- Labor and Employment Law
- Professional Malpractice
- Workers’ Compensation
Admitted to Practice in
- Northern District of Iowa
- Southern District of Iowa
About Kristymarie Shipley
Kristymarie is an Associate Attorney whose practice focuses on litigation and labor & employment. She is bi-lingual, fluent in English & Spanish.
In her last four years with Shuttleworth, Kristymarie has focused on litigation and counseling related to wage-and-hour, employee classification, non-compete and restraint of trade issues, and employment discrimination and wrongful termination matters. She has also expanded her practice into employment-related areas such as workers’ compensation, OSHA compliance, and professional negligence cases before state agencies. “It is a beautiful thing when you can find work that challenges you and presents emerging issues consistently, in an environment with colleagues that are invested in your success.”
Kristymarie’s north-ward movements have brought her from her hometown in Caguas, Puerto Rico, to college at the University of Florida, and finally to Iowa. “I think I have moved as far north as I would want to go.” While at the University of Iowa College of Law, Kristymarie was an intern for U.S. Magistrate Judge Bruce McGiverin of the U.S. District Court for the District of Puerto Rico, a research assistant for Professor Enrique Carrasco, the Senior Note & Comment Editor for the Journal of Transnational Law & Contemporary Problems, and a member of the Baskerville Moot Court Traveling Team.
Kristymarie also devotes time to her community, often speaking to students and prospective students at Iowa colleges, assisting with planning the Downtown Farmers’ Market through the Cedar Rapids Metro Economic Alliance, and as a Volunteer Lawyer for Iowa Legal Aid. She is involved in the legal community, participating in organizations such as the Linn County Bar Association’s Summer Outing CLE Committee, the Linn Law Club, the Iowa Defense Counsel Association, and the ISBA YLD’s Diversity Committee.
Kristymarie spends her free time with her husband, Sidot, her 2-year-old son William, and their dogs Jack and Belle Blue. She enjoys reading and learning new languages, currently venturing cautiously into Korean.
- University of Florida, B.A. Spanish (2005)
- University of Florida, B.S. Psychology (2005)
- University of Iowa College of Law, J.D. (2015)
- Legal Opportunity Fellow
- Transnational Law & Contemporary Problems—Senior Note & Comment Editor 2014-2015
- Baskerville Traveling Moot Court Team
- American Bar Association
- Iowa State Bar Association
- Labor and Employment Law Section Council
- Linn County Bar Association
- Summer Outing CLE Committee
- Linn Law Club
Speeches and Publications
- Student Note: Stateless: Dominican-born Grandchildren of Haitian Undocumented Immigrants in the Dominican Republic

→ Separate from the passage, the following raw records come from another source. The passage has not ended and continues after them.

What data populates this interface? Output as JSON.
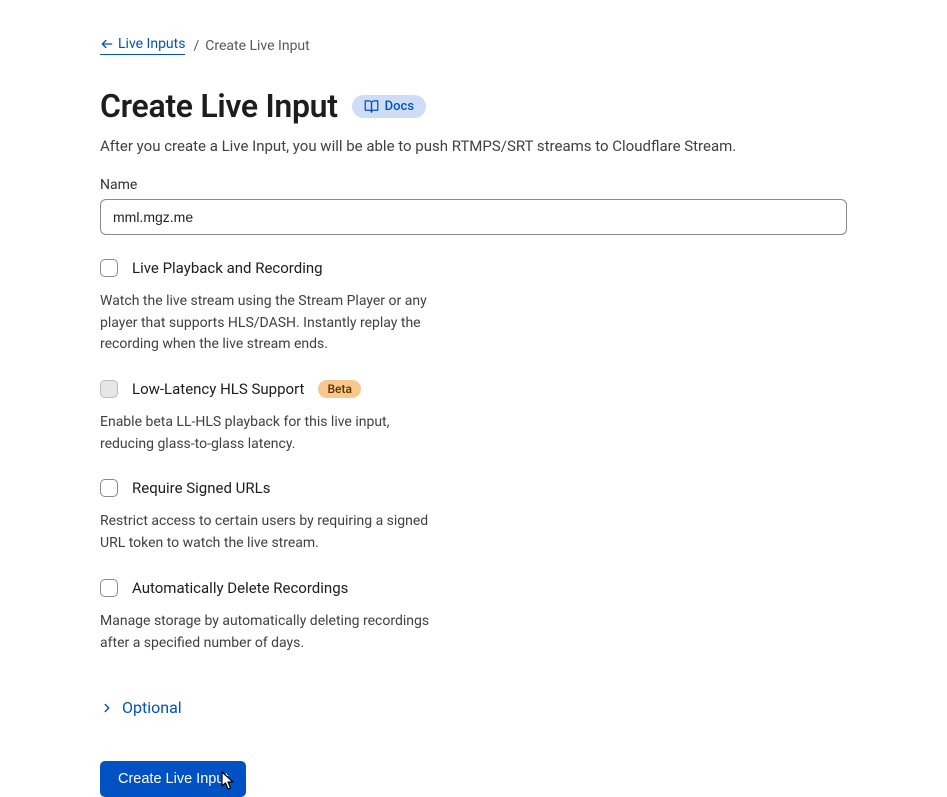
{
  "breadcrumb": {
    "parent": "Live Inputs",
    "current": "Create Live Input"
  },
  "title": "Create Live Input",
  "docs_label": "Docs",
  "subtitle": "After you create a Live Input, you will be able to push RTMPS/SRT streams to Cloudflare Stream.",
  "name_field": {
    "label": "Name",
    "value": "mml.mgz.me"
  },
  "options": {
    "live_playback": {
      "label": "Live Playback and Recording",
      "desc": "Watch the live stream using the Stream Player or any player that supports HLS/DASH. Instantly replay the recording when the live stream ends."
    },
    "ll_hls": {
      "label": "Low-Latency HLS Support",
      "badge": "Beta",
      "desc": "Enable beta LL-HLS playback for this live input, reducing glass-to-glass latency."
    },
    "signed_urls": {
      "label": "Require Signed URLs",
      "desc": "Restrict access to certain users by requiring a signed URL token to watch the live stream."
    },
    "auto_delete": {
      "label": "Automatically Delete Recordings",
      "desc": "Manage storage by automatically deleting recordings after a specified number of days."
    }
  },
  "optional_label": "Optional",
  "submit_label": "Create Live Input"
}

- 24 Transnat’l L. & Contemp. Probs. 459 (Fall 2015)
- Comment: Should I be “Shipley” or “Flores Collazo” Today?: The Racialization of the Law Student and Legal Workplace Candidate
- 31 Berkeley J. Gender L & Just. 183 (Summer 2016)
- Numerous presentations on topics ranging from boundary disputes, to accident investigations, FMLA, ADA, responding to agency investigations, generational issues in the law profession and attorney ethical duties with regards to the use of technology.
Recent News Updates
From the Desk of Kristymarie Shipley
Under Iowa Code § 123.92(1)(a), a plaintiff must demonstrate that a defendant licensee or permittee, sold and served alcohol to an allegedly intoxicated person (AIP) when it knew or should have known that the AIP was intoxicated or would become intoxicated, and that the AIP’s intoxication proximately caused the plaintiff’s injury. Here, the Iowa Supreme Court found that where an AIP consumed three beers in the span of four hours at a licensee’s establishment, evidence of subsequent intoxication alone creates an inference that the bar sold and served beer to the AIP when it knew or should have known she was or would become intoxicated.
Applicability of the employee-numerosity requirement in the Iowa Civil Rights Act (ICRA) to corporations.